Friends of Orphans (FRO) addresses gender violence and harmful cultural practice in relation to the spread of HIV/AIDS. FRO works with a range of stakeholders to ensure all voices are represented. We provide HIV/AIDS home-based care, support and prevention amongst the community of Pader district.
We provide care to women who are dying of AIDS so that their last weeks, days, hours are free from pain, humiliation and indignity. Support people living with HIV/AIDS to educate themselves and share information with the broader community on prevention, treatment, care and the elimination of stigma.
“The condition of people living and dying due to war and HIV/AIDS in northern Uganda is so desperate that even the most basic help will bring solace and hope.” Anywar Ricky Richard
What it is like to be a vulnerable child or orphan in our community?

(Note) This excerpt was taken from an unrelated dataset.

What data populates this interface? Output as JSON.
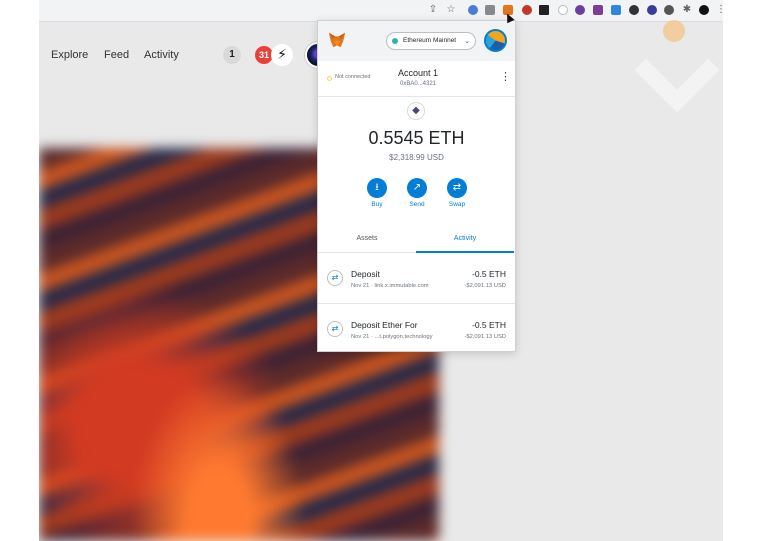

For many children in our community, being a vulnerable child and orphan are one and the same. In our community, all children are vulnerable and the majority are orphans. Vulnerable children in our community are either former child soldiers, former abductees, former sex slaves and their children, or were born and are growing up in an IDP camp. Many of these children were abandoned or their mothers were killed, and they do not know their clans, their family names or their identities. They are raised in our community by surrogate families or are placed outside the district. Vulnerable children in our community, whether 16 year old former child soldiers, or four year old children, know daily hunger. The older children who were abducted and were child soldiers suffer from being traumatized by their ordeals of having had to kill and mutilate or witness the most horrible violence. Most have witnessed the loss of family members and friends and some were forced to participate in these killings. Many of our children suffer; shame, guilt, and denial; many have diseases or are disabled from their time in the bush; many girls are dealing with sexual abuse or are raising their own children. The worst part of all are the children who reach secondary school age, but can not find resources to advance them to secondary or vocational training school. In addition, many youth suffer depression and hopelessness because their lives are going nowhere and they are dealing only with daily survival. For orphans, it is worse since they miss their parents and only few live in households where there is enough food and shelter for everyone.
Children who are HIV positive are the most vulnerable since there is no treatment available and very little diagnostic services, these children are the most vulnerable to dying from opportunistic disease. The youngest children are also the most vulnerable since they are the most likely to die from diarrhea, malaria and fungal diseases. Girls are the most vulnerable to STDs from sexual abuse. Older children are also highly vulnerable if they were child soldiers as they are suffering from the trauma of their ordeals, and little counseling is available. They also need cleansing rituals in order to reconcile what they participated in, with their families or other victims; some receive these rituals and some do not. These children endure much suffering and are vulnerable to depression and other mental health problems.